Items from an interface collection:
◇ ◇ ◇ ◇ ◇

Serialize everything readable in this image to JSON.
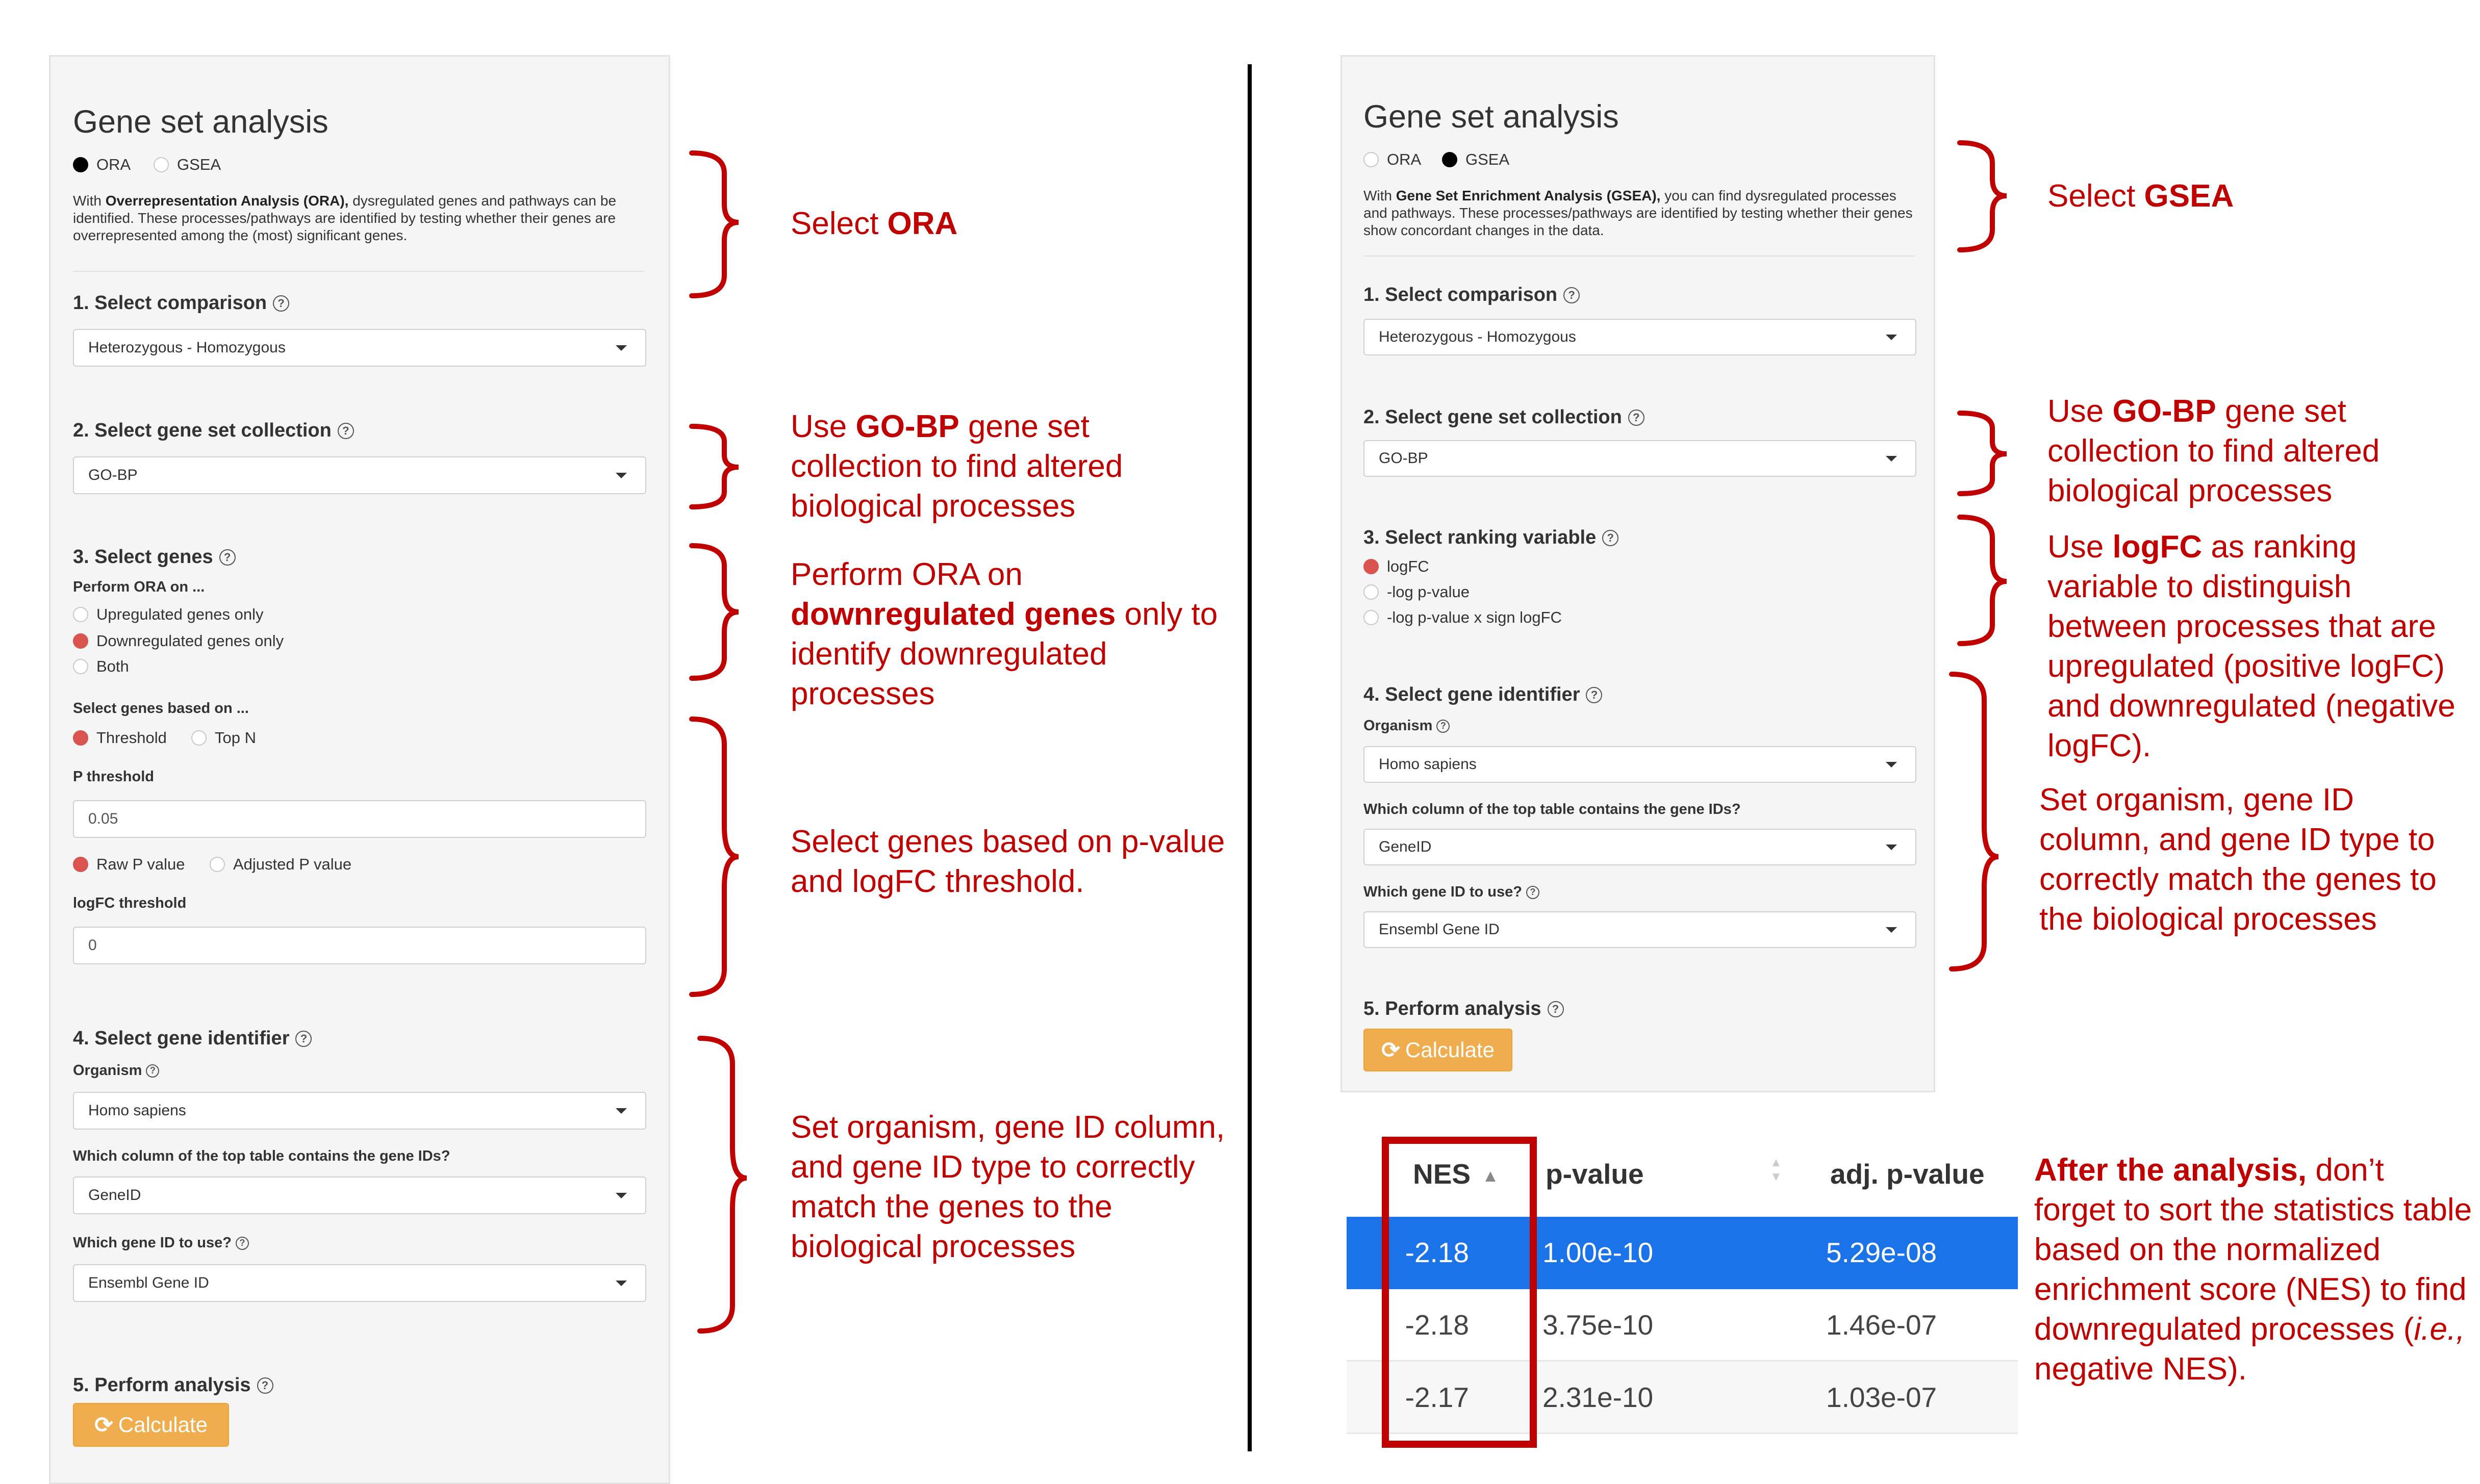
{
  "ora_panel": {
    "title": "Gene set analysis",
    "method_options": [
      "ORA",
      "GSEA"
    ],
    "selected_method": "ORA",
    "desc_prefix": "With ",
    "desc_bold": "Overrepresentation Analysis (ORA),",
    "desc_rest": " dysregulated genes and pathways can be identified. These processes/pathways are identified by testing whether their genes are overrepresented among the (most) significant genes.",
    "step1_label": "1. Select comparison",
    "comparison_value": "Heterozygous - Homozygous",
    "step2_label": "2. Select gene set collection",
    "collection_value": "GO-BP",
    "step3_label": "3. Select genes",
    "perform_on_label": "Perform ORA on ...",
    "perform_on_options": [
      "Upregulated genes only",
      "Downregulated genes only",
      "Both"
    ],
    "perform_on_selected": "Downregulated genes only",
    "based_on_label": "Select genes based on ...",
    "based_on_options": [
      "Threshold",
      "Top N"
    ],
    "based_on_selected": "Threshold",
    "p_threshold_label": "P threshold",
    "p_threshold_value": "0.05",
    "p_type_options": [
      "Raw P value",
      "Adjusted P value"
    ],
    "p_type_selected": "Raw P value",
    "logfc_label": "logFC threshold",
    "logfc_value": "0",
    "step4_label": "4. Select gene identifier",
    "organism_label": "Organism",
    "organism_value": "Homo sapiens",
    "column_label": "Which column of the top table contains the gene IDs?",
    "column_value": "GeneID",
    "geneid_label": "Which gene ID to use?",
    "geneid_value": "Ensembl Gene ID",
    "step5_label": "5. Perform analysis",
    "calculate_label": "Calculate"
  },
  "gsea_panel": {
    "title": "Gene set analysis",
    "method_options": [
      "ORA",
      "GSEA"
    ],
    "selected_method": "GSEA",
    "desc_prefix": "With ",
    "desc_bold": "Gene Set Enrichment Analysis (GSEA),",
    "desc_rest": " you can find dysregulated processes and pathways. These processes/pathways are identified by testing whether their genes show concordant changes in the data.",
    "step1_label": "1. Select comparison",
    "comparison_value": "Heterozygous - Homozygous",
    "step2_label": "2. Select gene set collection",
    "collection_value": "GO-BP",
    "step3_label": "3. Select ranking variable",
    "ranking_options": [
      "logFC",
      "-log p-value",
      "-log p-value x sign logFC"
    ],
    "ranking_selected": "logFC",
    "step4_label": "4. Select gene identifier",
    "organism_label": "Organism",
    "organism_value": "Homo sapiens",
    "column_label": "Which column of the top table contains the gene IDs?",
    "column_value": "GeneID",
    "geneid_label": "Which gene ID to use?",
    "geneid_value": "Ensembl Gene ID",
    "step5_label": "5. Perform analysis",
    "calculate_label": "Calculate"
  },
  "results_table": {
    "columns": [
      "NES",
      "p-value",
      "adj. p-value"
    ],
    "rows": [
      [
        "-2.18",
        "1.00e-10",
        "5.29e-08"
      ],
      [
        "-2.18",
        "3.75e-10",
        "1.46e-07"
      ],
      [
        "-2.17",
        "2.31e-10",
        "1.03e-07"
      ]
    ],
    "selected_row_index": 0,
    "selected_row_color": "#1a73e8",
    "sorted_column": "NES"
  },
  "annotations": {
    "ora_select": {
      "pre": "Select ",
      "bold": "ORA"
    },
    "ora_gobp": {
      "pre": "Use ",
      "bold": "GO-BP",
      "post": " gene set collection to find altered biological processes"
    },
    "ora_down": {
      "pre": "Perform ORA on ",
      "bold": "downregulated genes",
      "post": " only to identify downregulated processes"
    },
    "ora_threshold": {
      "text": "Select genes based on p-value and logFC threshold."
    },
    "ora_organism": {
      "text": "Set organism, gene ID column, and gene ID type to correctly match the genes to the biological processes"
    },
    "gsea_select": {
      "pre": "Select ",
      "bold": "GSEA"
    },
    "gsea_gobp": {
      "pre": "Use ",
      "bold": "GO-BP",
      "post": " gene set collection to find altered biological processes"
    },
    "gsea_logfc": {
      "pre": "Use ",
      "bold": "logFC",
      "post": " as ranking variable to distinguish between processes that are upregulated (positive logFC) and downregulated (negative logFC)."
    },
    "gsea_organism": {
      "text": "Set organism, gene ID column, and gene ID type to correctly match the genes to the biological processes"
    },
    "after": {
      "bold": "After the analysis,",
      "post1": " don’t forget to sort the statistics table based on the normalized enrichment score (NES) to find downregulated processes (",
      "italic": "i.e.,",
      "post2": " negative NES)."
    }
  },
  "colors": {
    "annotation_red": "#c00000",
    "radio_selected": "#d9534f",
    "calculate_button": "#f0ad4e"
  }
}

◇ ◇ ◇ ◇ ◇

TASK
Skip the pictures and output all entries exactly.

TASK SOLUTION
Serialize everything readable in this image to JSON.
{
  "ora_panel": {
    "title": "Gene set analysis",
    "method_options": [
      "ORA",
      "GSEA"
    ],
    "selected_method": "ORA",
    "desc_prefix": "With ",
    "desc_bold": "Overrepresentation Analysis (ORA),",
    "desc_rest": " dysregulated genes and pathways can be identified. These processes/pathways are identified by testing whether their genes are overrepresented among the (most) significant genes.",
    "step1_label": "1. Select comparison",
    "comparison_value": "Heterozygous - Homozygous",
    "step2_label": "2. Select gene set collection",
    "collection_value": "GO-BP",
    "step3_label": "3. Select genes",
    "perform_on_label": "Perform ORA on ...",
    "perform_on_options": [
      "Upregulated genes only",
      "Downregulated genes only",
      "Both"
    ],
    "perform_on_selected": "Downregulated genes only",
    "based_on_label": "Select genes based on ...",
    "based_on_options": [
      "Threshold",
      "Top N"
    ],
    "based_on_selected": "Threshold",
    "p_threshold_label": "P threshold",
    "p_threshold_value": "0.05",
    "p_type_options": [
      "Raw P value",
      "Adjusted P value"
    ],
    "p_type_selected": "Raw P value",
    "logfc_label": "logFC threshold",
    "logfc_value": "0",
    "step4_label": "4. Select gene identifier",
    "organism_label": "Organism",
    "organism_value": "Homo sapiens",
    "column_label": "Which column of the top table contains the gene IDs?",
    "column_value": "GeneID",
    "geneid_label": "Which gene ID to use?",
    "geneid_value": "Ensembl Gene ID",
    "step5_label": "5. Perform analysis",
    "calculate_label": "Calculate"
  },
  "gsea_panel": {
    "title": "Gene set analysis",
    "method_options": [
      "ORA",
      "GSEA"
    ],
    "selected_method": "GSEA",
    "desc_prefix": "With ",
    "desc_bold": "Gene Set Enrichment Analysis (GSEA),",
    "desc_rest": " you can find dysregulated processes and pathways. These processes/pathways are identified by testing whether their genes show concordant changes in the data.",
    "step1_label": "1. Select comparison",
    "comparison_value": "Heterozygous - Homozygous",
    "step2_label": "2. Select gene set collection",
    "collection_value": "GO-BP",
    "step3_label": "3. Select ranking variable",
    "ranking_options": [
      "logFC",
      "-log p-value",
      "-log p-value x sign logFC"
    ],
    "ranking_selected": "logFC",
    "step4_label": "4. Select gene identifier",
    "organism_label": "Organism",
    "organism_value": "Homo sapiens",
    "column_label": "Which column of the top table contains the gene IDs?",
    "column_value": "GeneID",
    "geneid_label": "Which gene ID to use?",
    "geneid_value": "Ensembl Gene ID",
    "step5_label": "5. Perform analysis",
    "calculate_label": "Calculate"
  },
  "results_table": {
    "columns": [
      "NES",
      "p-value",
      "adj. p-value"
    ],
    "rows": [
      [
        "-2.18",
        "1.00e-10",
        "5.29e-08"
      ],
      [
        "-2.18",
        "3.75e-10",
        "1.46e-07"
      ],
      [
        "-2.17",
        "2.31e-10",
        "1.03e-07"
      ]
    ],
    "selected_row_index": 0,
    "selected_row_color": "#1a73e8",
    "sorted_column": "NES"
  },
  "annotations": {
    "ora_select": {
      "pre": "Select ",
      "bold": "ORA"
    },
    "ora_gobp": {
      "pre": "Use ",
      "bold": "GO-BP",
      "post": " gene set collection to find altered biological processes"
    },
    "ora_down": {
      "pre": "Perform ORA on ",
      "bold": "downregulated genes",
      "post": " only to identify downregulated processes"
    },
    "ora_threshold": {
      "text": "Select genes based on p-value and logFC threshold."
    },
    "ora_organism": {
      "text": "Set organism, gene ID column, and gene ID type to correctly match the genes to the biological processes"
    },
    "gsea_select": {
      "pre": "Select ",
      "bold": "GSEA"
    },
    "gsea_gobp": {
      "pre": "Use ",
      "bold": "GO-BP",
      "post": " gene set collection to find altered biological processes"
    },
    "gsea_logfc": {
      "pre": "Use ",
      "bold": "logFC",
      "post": " as ranking variable to distinguish between processes that are upregulated (positive logFC) and downregulated (negative logFC)."
    },
    "gsea_organism": {
      "text": "Set organism, gene ID column, and gene ID type to correctly match the genes to the biological processes"
    },
    "after": {
      "bold": "After the analysis,",
      "post1": " don’t forget to sort the statistics table based on the normalized enrichment score (NES) to find downregulated processes (",
      "italic": "i.e.,",
      "post2": " negative NES)."
    }
  },
  "colors": {
    "annotation_red": "#c00000",
    "radio_selected": "#d9534f",
    "calculate_button": "#f0ad4e"
  }
}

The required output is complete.